The Service Management Framework decribes how PSN runs, day to day. For details of the documentation, please click here

Compliance

How does a Supplier or consumer know that any services connected or connecting meet the agreed standards? Compliance provides a short cut to experience. Services and Customer Environments that meet the conditions described in the PSN Operating Model, and can be backed up by verification, also a rapid trust environment to be established.

How is this done? The PSN Compliance documentation provides the information.

To see the documentation, please click here

Watch your MANRS: Akamai, Amazon, Netflix, Microsoft, Google, and pals join internet routing security effort

Watch your MANRS: Akamai, Amazon, Netflix, Microsoft, Google, and pals join internet routing security effort

Filtering, anti-spoofing, coordination, validation to prevent crooks, spies hijacking victims’ connections.

A community effort to improve the internet’s routing security has won the backing of some of the web’s biggest names.

Amazon, Google, Facebook, Microsoft, Akamai, and Netflix, among others, have signed up to the Mutually Agreed Norms for Routing Security (MANRS) group, in their roles as content delivery networks (CDNs) and cloud providers (CPs).

BBC Suggests Broadband ISP Levy to Replace UK TV Licence Fee

BBC Suggests Broadband ISP Levy to Replace UK TV Licence Fee

The BBC has given its response to the UK Government’s (DCMS) consultation on their proposal to decriminalise TV licence fee evasion, which among other things includes a suggestion that the fee could be replaced by a levy or tax on consumer broadband bills. But they are not “advocating” for that, yet.

At present a colour TV licence costs £157.50 per year (up £3 on the previous fee) and a black and white licence costs £53 (up £1), while those who are blind (severely sight impaired) can apply for a 50% concession on that charge. The current payment system is court-enforced and can attract a criminal sanction if somebody fails to pay, which has long caused disagreement.

NHS launches messaging service for people with suspected coronavirus symptoms

NHS launches messaging service for people with suspected coronavirus symptoms

The UK National Health Service (NHS) has launched a messaging service to provide regular check-ins for people staying at home with suspected coronavirus symptoms.

The healthcare system will send daily texts to new patients who register their symptoms of Covid-19 and contact details with the 111 online service.

According to the NHS the messages will check how people are, and make sure that those who require help, get them through their isolation period.

Microsoft warns hospitals about VPN cyberattacks during coronavirus

Microsoft warns hospitals about VPN cyberattacks during coronavirus

The tech giant notes that as more people work remotely, a new breed of hacker could attack.

Up to 80% of Americans are on government-mandated lockdowns, forcing many of them to work from home while they keep away from the office to avoid spreading the novel coronavirus.
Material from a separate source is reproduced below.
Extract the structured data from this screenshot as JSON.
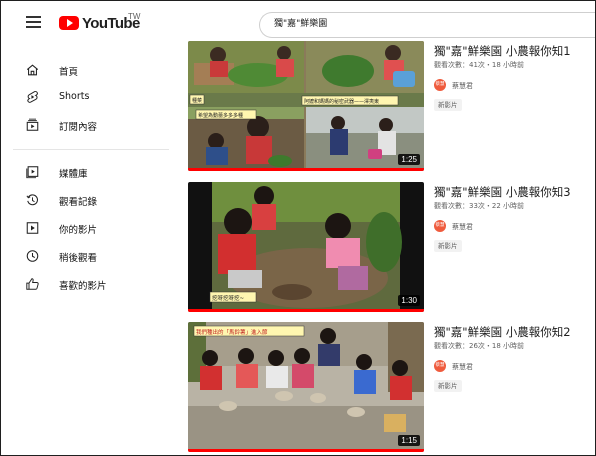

Many of these people use technology to access their work called virtual private networks, or VPNs. And now Microsoft says that those companies — and specifically health care workers — need to be on the lookout for a different breed of threats that come from them.

Europe develops coronavirus tracking app meant to also preserve privacy

Europe develops coronavirus tracking app meant to also preserve privacy

A pan-European initiative shares code for an app that’s designed to warn people, without violating their privacy, when to self-isolate.

Researchers and scientists across Europe are collaborating to develop apps that can track the spread of the coronavirus without violating the EU’s stringent privacy regulations.

The Pan-European Privacy Preserving Proximity Tracing initiative (PEPP-PT) announced on Wednesday that it was releasing code for an app that it believes will allow for contact tracing while still abiding by the General Data Protection Regulation (GDPR). As part of the initiative, 130 academics from eight countries have worked on the code, which will analyse Bluetooth pings between devices to keep track of who people have come into contact with.